(2) Was there a serious risk that a joint trial would compromise a specifiic trial right of one of the defendants (in this case, Roberson)? You can read the underlined passage above, which was excluded from the jury, and see it did, in fact, ruin Roberson's advice-of-counsel defense. You also can see that Roberson's attorneys were correct when they argued the allowed passage was pretty much meaningless when not accompanied by the disallowed passage. Heck, the allowed passage contains a reference to "Hubbard," and some jurors might not even have known what that meant. The disallowed passage goes directly to Roberson's question to Gilbert about actions he and Drummond were taking, were they legal -- but the jury never heard it, wiping out the advice-of-counsel defense that likely would have led to a Roberson acquittal.

(3) Was the jury prevented from making a reliable judgment about guilt or innocence? Well, the jury was prevented from hearing a key portion of Roberson's defense, so the answer clearly is yes.

How did that happen? The 11th Circuit explains, sort of:

Roberson argues that pursuant to the rule of completeness, but for the fact that Gilbert was his co-defendant, the omitted passage would have been read into evidence.See FED.R.EVID. 106. Roberson claims this exculpatory evidence was critically important to his advice-of-counsel defense. . . .  

The Confrontation Clause prohibits the admission of a non-testifying defendant’s confession if that confession directly inculpates another defendant. See Bruton v. United States, 391 U.S. 123, 126 (1968). The district court redacted the portions of the FBI’s Roberson interview at issue pursuant to Bruton

Do the three issues and questions noted above, coming straight from the 11th Circuit's opinion, override Bruton?     And what about that rather important issue of prejudice?
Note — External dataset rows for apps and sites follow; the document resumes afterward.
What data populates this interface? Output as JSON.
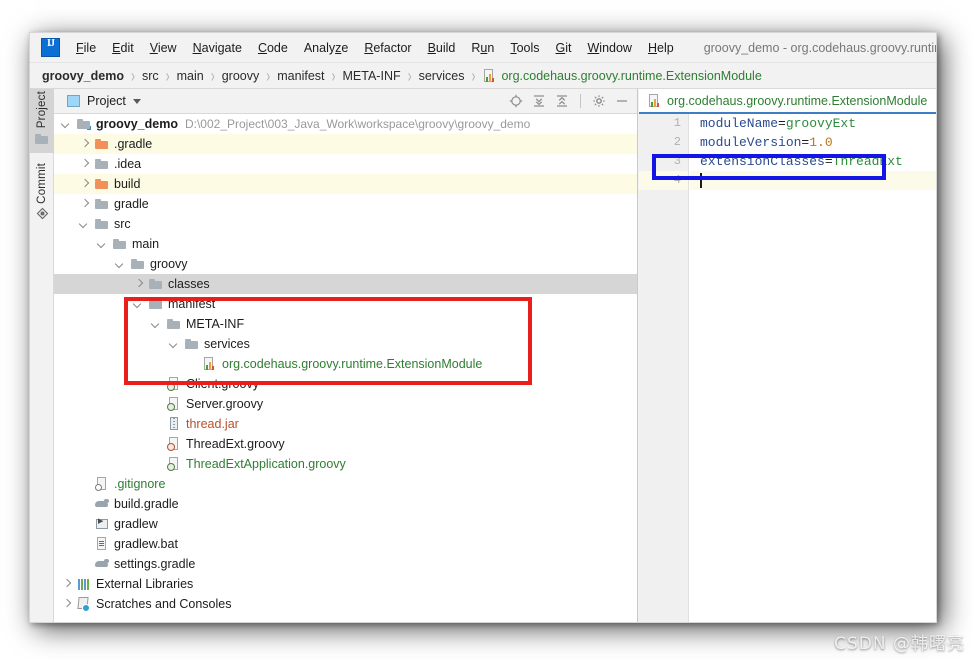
{
  "window": {
    "title": "groovy_demo - org.codehaus.groovy.runtime.E",
    "logo_text": "IJ"
  },
  "menubar": {
    "items": [
      {
        "label": "File",
        "mnemonic": "F"
      },
      {
        "label": "Edit",
        "mnemonic": "E"
      },
      {
        "label": "View",
        "mnemonic": "V"
      },
      {
        "label": "Navigate",
        "mnemonic": "N"
      },
      {
        "label": "Code",
        "mnemonic": "C"
      },
      {
        "label": "Analyze",
        "mnemonic": "z"
      },
      {
        "label": "Refactor",
        "mnemonic": "R"
      },
      {
        "label": "Build",
        "mnemonic": "B"
      },
      {
        "label": "Run",
        "mnemonic": "u"
      },
      {
        "label": "Tools",
        "mnemonic": "T"
      },
      {
        "label": "Git",
        "mnemonic": "G"
      },
      {
        "label": "Window",
        "mnemonic": "W"
      },
      {
        "label": "Help",
        "mnemonic": "H"
      }
    ]
  },
  "breadcrumb": {
    "items": [
      {
        "label": "groovy_demo",
        "style": "bold"
      },
      {
        "label": "src",
        "style": "normal"
      },
      {
        "label": "main",
        "style": "normal"
      },
      {
        "label": "groovy",
        "style": "normal"
      },
      {
        "label": "manifest",
        "style": "normal"
      },
      {
        "label": "META-INF",
        "style": "normal"
      },
      {
        "label": "services",
        "style": "normal"
      },
      {
        "label": "org.codehaus.groovy.runtime.ExtensionModule",
        "style": "green",
        "icon": "bar-chart-file-icon"
      }
    ],
    "separator": "›"
  },
  "toolstrip": {
    "buttons": [
      {
        "label": "Project",
        "icon": "folder-icon",
        "active": true
      },
      {
        "label": "Commit",
        "icon": "commit-diamond-icon",
        "active": false
      }
    ]
  },
  "project_panel": {
    "title": "Project",
    "icons": [
      {
        "name": "locate-target-icon"
      },
      {
        "name": "expand-all-icon"
      },
      {
        "name": "collapse-all-icon"
      },
      {
        "name": "settings-gear-icon"
      },
      {
        "name": "minimize-icon"
      }
    ],
    "tree": [
      {
        "label": "groovy_demo",
        "path": "D:\\002_Project\\003_Java_Work\\workspace\\groovy\\groovy_demo",
        "indent": 0,
        "arrow": "down",
        "icon": "module-folder-icon",
        "style": "bold",
        "row": "normal"
      },
      {
        "label": ".gradle",
        "indent": 1,
        "arrow": "right",
        "icon": "folder-excluded-icon",
        "style": "normal",
        "row": "excluded"
      },
      {
        "label": ".idea",
        "indent": 1,
        "arrow": "right",
        "icon": "folder-icon",
        "style": "normal",
        "row": "normal"
      },
      {
        "label": "build",
        "indent": 1,
        "arrow": "right",
        "icon": "folder-excluded-icon",
        "style": "normal",
        "row": "excluded"
      },
      {
        "label": "gradle",
        "indent": 1,
        "arrow": "right",
        "icon": "folder-icon",
        "style": "normal",
        "row": "normal"
      },
      {
        "label": "src",
        "indent": 1,
        "arrow": "down",
        "icon": "folder-icon",
        "style": "normal",
        "row": "normal"
      },
      {
        "label": "main",
        "indent": 2,
        "arrow": "down",
        "icon": "folder-icon",
        "style": "normal",
        "row": "normal"
      },
      {
        "label": "groovy",
        "indent": 3,
        "arrow": "down",
        "icon": "folder-icon",
        "style": "normal",
        "row": "normal"
      },
      {
        "label": "classes",
        "indent": 4,
        "arrow": "right",
        "icon": "folder-icon",
        "style": "normal",
        "row": "selected"
      },
      {
        "label": "manifest",
        "indent": 4,
        "arrow": "down",
        "icon": "folder-icon",
        "style": "normal",
        "row": "normal"
      },
      {
        "label": "META-INF",
        "indent": 5,
        "arrow": "down",
        "icon": "folder-icon",
        "style": "normal",
        "row": "normal"
      },
      {
        "label": "services",
        "indent": 6,
        "arrow": "down",
        "icon": "folder-icon",
        "style": "normal",
        "row": "normal"
      },
      {
        "label": "org.codehaus.groovy.runtime.ExtensionModule",
        "indent": 7,
        "arrow": "none",
        "icon": "bar-chart-file-icon",
        "style": "green",
        "row": "normal"
      },
      {
        "label": "Client.groovy",
        "indent": 5,
        "arrow": "none",
        "icon": "groovy-file-icon",
        "style": "normal",
        "row": "normal"
      },
      {
        "label": "Server.groovy",
        "indent": 5,
        "arrow": "none",
        "icon": "groovy-file-icon",
        "style": "normal",
        "row": "normal"
      },
      {
        "label": "thread.jar",
        "indent": 5,
        "arrow": "none",
        "icon": "jar-file-icon",
        "style": "orange",
        "row": "normal"
      },
      {
        "label": "ThreadExt.groovy",
        "indent": 5,
        "arrow": "none",
        "icon": "groovy-file-red-icon",
        "style": "normal",
        "row": "normal"
      },
      {
        "label": "ThreadExtApplication.groovy",
        "indent": 5,
        "arrow": "none",
        "icon": "groovy-file-icon",
        "style": "green",
        "row": "normal"
      },
      {
        "label": ".gitignore",
        "indent": 1,
        "arrow": "none",
        "icon": "gitignore-file-icon",
        "style": "green",
        "row": "normal"
      },
      {
        "label": "build.gradle",
        "indent": 1,
        "arrow": "none",
        "icon": "gradle-file-icon",
        "style": "normal",
        "row": "normal"
      },
      {
        "label": "gradlew",
        "indent": 1,
        "arrow": "none",
        "icon": "executable-file-icon",
        "style": "normal",
        "row": "normal"
      },
      {
        "label": "gradlew.bat",
        "indent": 1,
        "arrow": "none",
        "icon": "bat-file-icon",
        "style": "normal",
        "row": "normal"
      },
      {
        "label": "settings.gradle",
        "indent": 1,
        "arrow": "none",
        "icon": "gradle-file-icon",
        "style": "normal",
        "row": "normal"
      },
      {
        "label": "External Libraries",
        "indent": 0,
        "arrow": "right",
        "icon": "libraries-icon",
        "style": "normal",
        "row": "normal"
      },
      {
        "label": "Scratches and Consoles",
        "indent": 0,
        "arrow": "right",
        "icon": "scratches-icon",
        "style": "normal",
        "row": "normal"
      }
    ]
  },
  "editor": {
    "tab": {
      "label": "org.codehaus.groovy.runtime.ExtensionModule",
      "icon": "bar-chart-file-icon",
      "close": "×"
    },
    "lines": [
      {
        "number": "1",
        "key": "moduleName",
        "eq": "=",
        "value": "groovyExt",
        "value_kind": "string",
        "caret": false
      },
      {
        "number": "2",
        "key": "moduleVersion",
        "eq": "=",
        "value": "1.0",
        "value_kind": "number",
        "caret": false
      },
      {
        "number": "3",
        "key": "extensionClasses",
        "eq": "=",
        "value": "ThreadExt",
        "value_kind": "string",
        "caret": false
      },
      {
        "number": "4",
        "key": "",
        "eq": "",
        "value": "",
        "value_kind": "none",
        "caret": true
      }
    ]
  },
  "annotations": {
    "red_box_target": "manifest/META-INF/services/org.codehaus.groovy.runtime.ExtensionModule",
    "blue_box_target": "extensionClasses=ThreadExt"
  },
  "watermark": {
    "text": "CSDN @韩曙亮"
  },
  "colors": {
    "accent_blue": "#3e7ec4",
    "annotation_red": "#e8201b",
    "annotation_blue": "#1414e6",
    "green_text": "#2f7d32",
    "orange_text": "#b8502a",
    "excluded_row": "#fdfbe3",
    "selected_row": "#d6d6d6",
    "caret_line": "#fcfae8"
  }
}
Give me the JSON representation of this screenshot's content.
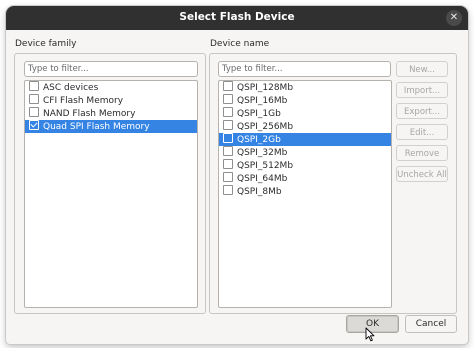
{
  "window": {
    "title": "Select Flash Device"
  },
  "device_family": {
    "label": "Device family",
    "filter_placeholder": "Type to filter...",
    "items": [
      {
        "label": "ASC devices",
        "checked": false,
        "selected": false
      },
      {
        "label": "CFI Flash Memory",
        "checked": false,
        "selected": false
      },
      {
        "label": "NAND Flash Memory",
        "checked": false,
        "selected": false
      },
      {
        "label": "Quad SPI Flash Memory",
        "checked": true,
        "selected": true
      }
    ]
  },
  "device_name": {
    "label": "Device name",
    "filter_placeholder": "Type to filter...",
    "items": [
      {
        "label": "QSPI_128Mb",
        "checked": false,
        "selected": false
      },
      {
        "label": "QSPI_16Mb",
        "checked": false,
        "selected": false
      },
      {
        "label": "QSPI_1Gb",
        "checked": false,
        "selected": false
      },
      {
        "label": "QSPI_256Mb",
        "checked": false,
        "selected": false
      },
      {
        "label": "QSPI_2Gb",
        "checked": false,
        "selected": true
      },
      {
        "label": "QSPI_32Mb",
        "checked": false,
        "selected": false
      },
      {
        "label": "QSPI_512Mb",
        "checked": false,
        "selected": false
      },
      {
        "label": "QSPI_64Mb",
        "checked": false,
        "selected": false
      },
      {
        "label": "QSPI_8Mb",
        "checked": false,
        "selected": false
      }
    ]
  },
  "side_buttons": {
    "new": "New...",
    "import": "Import...",
    "export": "Export...",
    "edit": "Edit...",
    "remove": "Remove",
    "uncheck_all": "Uncheck All"
  },
  "footer": {
    "ok": "OK",
    "cancel": "Cancel"
  },
  "colors": {
    "selection": "#3584e4",
    "titlebar": "#303030"
  }
}
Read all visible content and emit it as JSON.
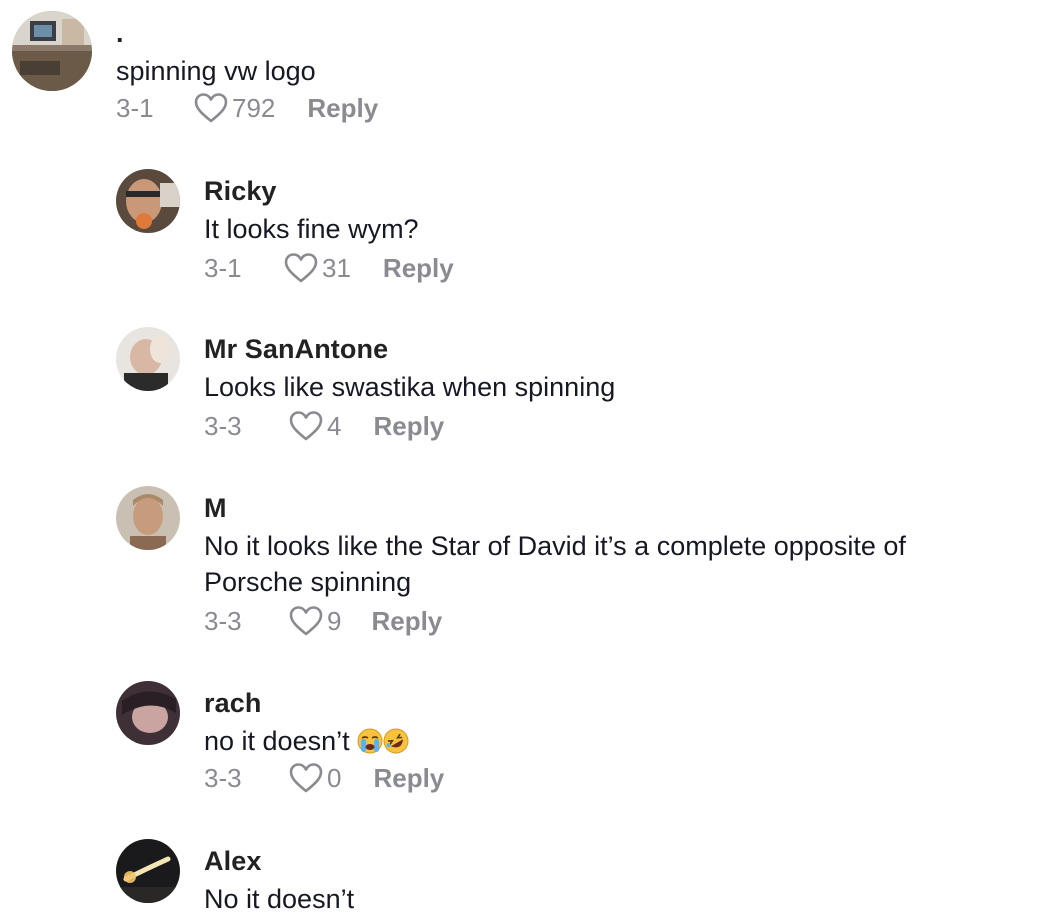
{
  "comments": [
    {
      "username": ".",
      "text": [
        "spinning vw logo"
      ],
      "date": "3-1",
      "likes": "792",
      "reply_label": "Reply",
      "level": "top"
    },
    {
      "username": "Ricky",
      "text": [
        "It looks fine wym?"
      ],
      "date": "3-1",
      "likes": "31",
      "reply_label": "Reply",
      "level": "reply"
    },
    {
      "username": "Mr SanAntone",
      "text": [
        "Looks like swastika when spinning"
      ],
      "date": "3-3",
      "likes": "4",
      "reply_label": "Reply",
      "level": "reply"
    },
    {
      "username": "M",
      "text": [
        "No it looks like the Star of David it’s a complete opposite of",
        "Porsche spinning"
      ],
      "date": "3-3",
      "likes": "9",
      "reply_label": "Reply",
      "level": "reply"
    },
    {
      "username": "rach",
      "text": [
        "no it doesn’t"
      ],
      "emojis": [
        "loudly-crying-face",
        "rolling-on-floor-laughing"
      ],
      "date": "3-3",
      "likes": "0",
      "reply_label": "Reply",
      "level": "reply"
    },
    {
      "username": "Alex",
      "text": [
        "No it doesn’t"
      ],
      "level": "reply"
    }
  ],
  "icons": {
    "like": "heart-outline-icon"
  },
  "colors": {
    "text": "#161823",
    "username": "#222222",
    "meta": "#8a8b91"
  }
}
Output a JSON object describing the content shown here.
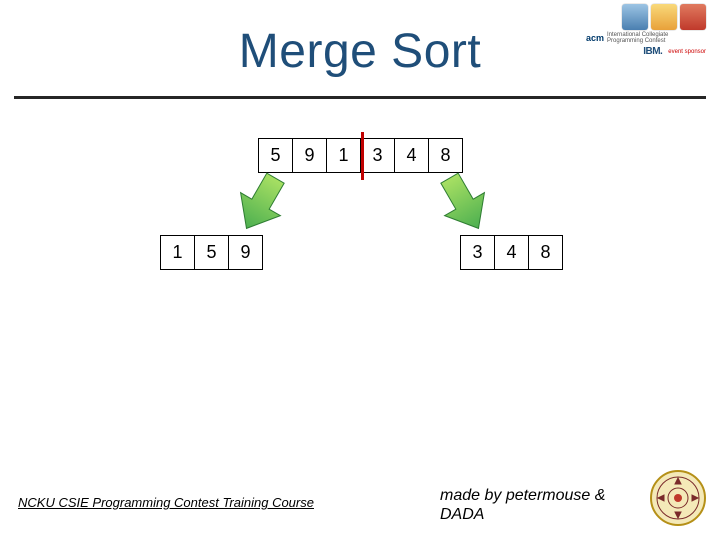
{
  "title": "Merge Sort",
  "logos": {
    "acm_label": "acm",
    "acm_sub": "International Collegiate Programming Contest",
    "ibm": "IBM.",
    "ibm_sub": "event sponsor"
  },
  "arrays": {
    "top": [
      "5",
      "9",
      "1",
      "3",
      "4",
      "8"
    ],
    "left": [
      "1",
      "5",
      "9"
    ],
    "right": [
      "3",
      "4",
      "8"
    ]
  },
  "footer": {
    "left": " NCKU CSIE Programming Contest Training Course ",
    "right_line1": "made by petermouse &",
    "right_line2": "DADA"
  }
}
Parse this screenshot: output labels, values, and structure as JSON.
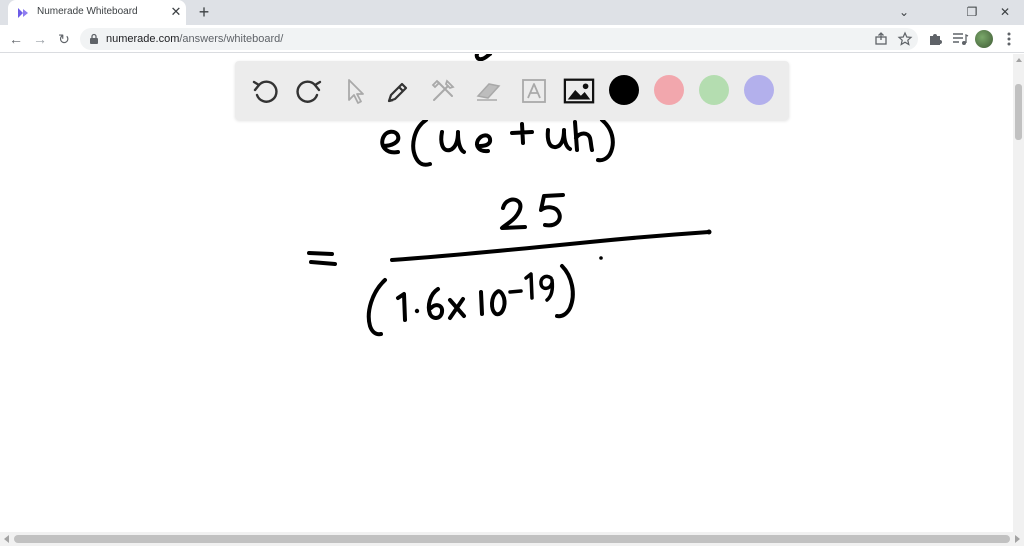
{
  "browser": {
    "tab": {
      "title": "Numerade Whiteboard",
      "favicon": "numerade-logo-icon",
      "close": "✕"
    },
    "new_tab_label": "+",
    "window_controls": {
      "dropdown": "⌄",
      "restore": "❐",
      "close": "✕"
    },
    "nav": {
      "back": "←",
      "forward": "→",
      "reload": "↻"
    },
    "address": {
      "host": "numerade.com",
      "path": "/answers/whiteboard/"
    },
    "icons": [
      "share-icon",
      "bookmark-star-icon",
      "extensions-puzzle-icon",
      "media-controls-icon",
      "profile-avatar",
      "menu-kebab-icon"
    ]
  },
  "whiteboard": {
    "tools": [
      "undo-icon",
      "redo-icon",
      "select-pointer-icon",
      "pen-icon",
      "tools-icon",
      "eraser-icon",
      "text-icon",
      "image-icon"
    ],
    "colors": [
      {
        "name": "black",
        "hex": "#000000"
      },
      {
        "name": "pink",
        "hex": "#f2a7ad"
      },
      {
        "name": "green",
        "hex": "#b4ddb0"
      },
      {
        "name": "lavender",
        "hex": "#b3b0ec"
      }
    ],
    "active_color": "#000000",
    "ink_color": "#000000"
  }
}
The 11th Circuit seems to admit it                  existed, because of the joint trials, but it goes into a litany of what sound like excuses to defend         Kallon's actions and ultimately responds with a collective shrug:

The only evidence Roberson claims he was prevented from introducing at trial were the redacted portions of the FBI report. Although this evidence lends additional support to Roberson’s advice-of-counsel defense, its exclusion is not misleading with respect to the portion that was admitted, given the other evidence presented, and essentially was cumulative. 

Translation: Yes, the advice-of-counsel evidence was important, but its exclusion was not THAT big a deal.

In sum, the exclusion was not so prejudicial as to compromise Roberson’s ability to present his defense or deny him a fair trial.

Translation: Yes, Roberson was prejudiced, but a little bit of prejudice is fine in a federal criminal case. 

The 11th Circuit's casual approach to exclusion of a key part to Roberson's defense runs counter to the trial court's jury instruction, as noted in Footnote 27 of the 11th Circuit's ruling:

As the jury instructions noted, “[e]vidence that a defendant in good faith followed the advice of counsel would be inconsistent with the unlawful intent required for each charge in this case.”

In everyday language: If Roberson had not been tried with Gilbert, he would have been able to raise a complete advice-of-counsel defense, and that likely would have shown he did not have the unlawful intent required for a criminal conviction.

The Roberson case teaches, essentially, that we now have a criminal "justice" system that tolerates prejudice, that "judicial economy" trumps fundamental justice, and exclusion of a critical defense is perfectly fine.

Have we really sunk that low? Will Americans continue to tolerate this in courts that are taxpayer funded, but largely unscrutinized?